In the battle for their dying son Archie, the twelve-year-old boy’s parents suffered another defeat in England. The appeals court in London on Friday evening rejected a request from the family to transfer the terminally ill Archie from a hospital to a hospice. The devices currently keeping the boy alive will soon be shut down.
The Court of Appeal thus confirmed an earlier decision by the British Supreme Court: It was in Archie’s interest that life support measures be discontinued in the hospital rather than in another setting, the judge there said in her reasoning. After the further defeat in the evening, the family immediately announced that they would contact the European Court of Human Rights (ECtHR) again. The Christian Concern organization, which supports Archie’s parents, said it wanted to have the ruling of the Supreme Court in Strasbourg reviewed.
In coma since April

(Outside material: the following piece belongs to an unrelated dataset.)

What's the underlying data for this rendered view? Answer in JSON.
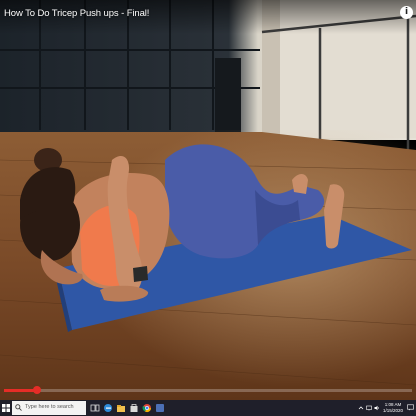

Archie has been in a coma since April. He suffered serious brain injuries in an accident at home in Southend-on-Sea, believed to be during an internet game. The treating doctors see no chance of recovery. The UK’s highest court had backed the doctors’ decision to let Archie die. A final appeal by the parents to the ECtHR in Strasbourg was unsuccessful in this case.
Archie’s parents then attempted to transfer their son to a hospice so Archie could spend his last hours in a quieter, more peaceful environment. However, the hospital declined: “Archie is in such an unstable condition that there is significant risk even if he is turned in his hospital bed, which should be done as part of his ongoing care,” the hospital operator said. Therefore, if he was transferred by ambulance to a completely different area, his condition would most likely deteriorate rapidly.
“Fight to the Bitter End”
The London clinic had already announced several times that the measures would be halted, but these were repeatedly postponed due to the protracted legal dispute over Archie’s fate. In their “fight to the bitter end,” the twelve-year-old’s family is assisted by the conservative Christian Concern organization, which provides legal assistance in selected cases. She is controversial for speaking out against the recognition of homosexuality and transsexuality.
The legal wrangling in the Archie case was even a problem in the Vatican. An opinion piece appeared on the official Vatican platform “Vatican News” advocating the shutdown of the devices in the Archie case. A society must protect life – as well as the weak and fragile – it says.